Submitted on Thu, 2014-03-20
By SMART Health Claims

Money earmarked by Congress for community health prevention programs diverted from the Prevention & Public Health Fund

prevention and public health fund funding

Budget transparency requests from Congress placed a spotlight on how the federal budget was allocated last year, and the news for local health departments isn't pretty. More than $450 million previously committed to local health programs through the Prevention and Public Health Fund was diverted to help with the implementation of the Affordable Care Act.

While the money was used for important programs including the construction of Healthcare.gov, it’s another blow to local health departments that have seen their share of budget woes over the past few years, making it harder to keep staff and to continue providing essential health services to the communities they serve.

Luckily for local health departments, the Prevention and Public Health Fund is said to be completely free from meddling in 2014. Agreements made during budgeting planning sessions in the Senate made the fund off limits this year. Both parties in Congress wanted to ensure that all funding got through to the departments, and not used as a “slush” fund for the Affordable Care Act to dip into.

The Prevention and Public Health Fund’s main sponsor, Senator Tom Harkin from Iowa, is very clear that this won’t be happening again (at least in 2014):

“If there’s any doubt in anyone’s mind that the fund is alive and well and fulfilling the purpose for which it was originally intended, consider this — the American Public Health Association has praised this omnibus bill specifically for allocating the prevention fund and they said — and I quote — 'We are also pleased that the bill fully allocates available funds from the Prevention and Public Health Fund for the first time'.”

Optimistically, this stabilization of funding should hold true for the next few years.

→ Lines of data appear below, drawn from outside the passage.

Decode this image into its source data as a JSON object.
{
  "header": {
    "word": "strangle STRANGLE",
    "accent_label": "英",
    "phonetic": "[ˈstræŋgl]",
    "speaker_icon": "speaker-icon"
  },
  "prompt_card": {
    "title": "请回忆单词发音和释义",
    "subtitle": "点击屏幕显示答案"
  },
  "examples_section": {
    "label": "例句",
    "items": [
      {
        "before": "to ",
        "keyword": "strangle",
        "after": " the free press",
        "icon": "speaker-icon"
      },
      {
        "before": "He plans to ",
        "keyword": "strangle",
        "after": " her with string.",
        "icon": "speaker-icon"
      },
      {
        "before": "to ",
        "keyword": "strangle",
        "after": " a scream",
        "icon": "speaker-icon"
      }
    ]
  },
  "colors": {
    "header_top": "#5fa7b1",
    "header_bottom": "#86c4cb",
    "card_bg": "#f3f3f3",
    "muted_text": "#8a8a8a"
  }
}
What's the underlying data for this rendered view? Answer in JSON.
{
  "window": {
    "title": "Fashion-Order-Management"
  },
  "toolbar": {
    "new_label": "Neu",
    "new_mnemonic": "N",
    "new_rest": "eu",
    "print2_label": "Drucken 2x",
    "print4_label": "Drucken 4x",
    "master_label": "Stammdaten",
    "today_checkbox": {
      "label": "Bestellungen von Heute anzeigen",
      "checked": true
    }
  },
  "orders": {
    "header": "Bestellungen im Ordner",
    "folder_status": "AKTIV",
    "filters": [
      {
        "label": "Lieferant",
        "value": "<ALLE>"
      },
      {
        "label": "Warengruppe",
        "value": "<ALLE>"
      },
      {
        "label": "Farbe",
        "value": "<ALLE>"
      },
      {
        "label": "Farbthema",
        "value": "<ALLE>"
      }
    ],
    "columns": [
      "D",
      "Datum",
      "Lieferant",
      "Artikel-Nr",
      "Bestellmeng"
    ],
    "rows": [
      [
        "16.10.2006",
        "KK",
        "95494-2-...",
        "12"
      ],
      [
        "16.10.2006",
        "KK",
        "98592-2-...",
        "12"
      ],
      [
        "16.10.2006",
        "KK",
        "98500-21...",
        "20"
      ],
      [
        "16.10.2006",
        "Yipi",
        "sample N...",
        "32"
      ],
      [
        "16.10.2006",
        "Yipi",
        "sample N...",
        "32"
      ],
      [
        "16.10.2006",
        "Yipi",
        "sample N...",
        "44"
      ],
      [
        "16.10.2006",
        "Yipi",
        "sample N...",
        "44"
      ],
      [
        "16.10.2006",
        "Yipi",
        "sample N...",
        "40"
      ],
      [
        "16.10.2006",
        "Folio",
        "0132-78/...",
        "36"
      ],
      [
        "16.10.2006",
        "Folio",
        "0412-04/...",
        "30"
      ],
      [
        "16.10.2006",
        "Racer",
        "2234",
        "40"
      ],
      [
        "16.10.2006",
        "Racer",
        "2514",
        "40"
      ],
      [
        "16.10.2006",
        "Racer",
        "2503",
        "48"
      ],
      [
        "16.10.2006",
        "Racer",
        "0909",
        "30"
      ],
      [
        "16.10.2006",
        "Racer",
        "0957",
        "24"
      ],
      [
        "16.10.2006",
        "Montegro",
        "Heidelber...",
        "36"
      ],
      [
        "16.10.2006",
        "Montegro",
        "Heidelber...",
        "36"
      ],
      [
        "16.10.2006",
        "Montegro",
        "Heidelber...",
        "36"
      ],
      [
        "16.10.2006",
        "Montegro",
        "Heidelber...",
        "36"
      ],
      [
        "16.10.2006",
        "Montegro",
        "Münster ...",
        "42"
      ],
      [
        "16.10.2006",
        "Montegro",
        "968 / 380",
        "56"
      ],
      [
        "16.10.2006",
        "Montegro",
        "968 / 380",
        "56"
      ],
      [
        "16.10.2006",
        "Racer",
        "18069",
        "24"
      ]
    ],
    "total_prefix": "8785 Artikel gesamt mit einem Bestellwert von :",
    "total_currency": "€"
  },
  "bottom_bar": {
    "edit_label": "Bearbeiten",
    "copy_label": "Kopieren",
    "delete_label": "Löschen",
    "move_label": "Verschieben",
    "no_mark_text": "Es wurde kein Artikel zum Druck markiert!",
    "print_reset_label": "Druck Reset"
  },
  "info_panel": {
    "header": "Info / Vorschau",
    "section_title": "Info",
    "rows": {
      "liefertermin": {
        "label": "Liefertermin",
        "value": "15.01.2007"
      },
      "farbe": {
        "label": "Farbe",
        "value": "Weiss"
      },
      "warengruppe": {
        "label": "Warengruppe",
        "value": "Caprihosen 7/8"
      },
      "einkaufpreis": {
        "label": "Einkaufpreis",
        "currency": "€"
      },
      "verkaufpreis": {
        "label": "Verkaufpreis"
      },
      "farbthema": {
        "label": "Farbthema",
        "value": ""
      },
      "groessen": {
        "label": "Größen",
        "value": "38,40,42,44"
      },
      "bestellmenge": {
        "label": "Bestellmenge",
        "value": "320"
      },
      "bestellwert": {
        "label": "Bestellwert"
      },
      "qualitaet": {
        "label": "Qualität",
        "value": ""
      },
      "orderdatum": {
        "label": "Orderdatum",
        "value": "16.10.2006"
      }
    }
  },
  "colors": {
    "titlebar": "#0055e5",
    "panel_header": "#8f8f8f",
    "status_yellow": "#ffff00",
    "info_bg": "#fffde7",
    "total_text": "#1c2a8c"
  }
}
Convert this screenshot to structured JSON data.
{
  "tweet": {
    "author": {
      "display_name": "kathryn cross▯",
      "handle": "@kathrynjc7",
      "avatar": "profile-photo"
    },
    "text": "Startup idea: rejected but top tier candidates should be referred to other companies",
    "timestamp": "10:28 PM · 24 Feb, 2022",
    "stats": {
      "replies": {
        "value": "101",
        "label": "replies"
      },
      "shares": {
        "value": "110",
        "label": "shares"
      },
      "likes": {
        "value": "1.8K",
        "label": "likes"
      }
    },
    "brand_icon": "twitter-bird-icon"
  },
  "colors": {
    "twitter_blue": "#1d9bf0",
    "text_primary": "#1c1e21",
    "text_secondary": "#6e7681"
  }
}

The government will begin collecting fees from the new insurance plans to work towards the Affordable Care Act becoming self-sufficient.

Pessimistically, it’s unclear how these grant funds will be allocated to support community health prevention programs beyond 2014. The status quo in the United States today, where 70% of deaths are from preventable disease, treating those diseases makes up 75% of all healthcare costs, and only 3% goes towards prevention, could remain the same.

It’s more important than ever for local health departments to learn how to develop self-sustaining revenue. Being able to supplement funding with your own revenue will help keep your clinic a success in your community. Being able to maintain or add staff and provide great health services to the community are too important to be solely controlled by the whims of politicians.

Learn more about how we make revenue generation for public health easy and about our challenge to help add $100 million in sustainable revenue to public health departments over the next 3 years.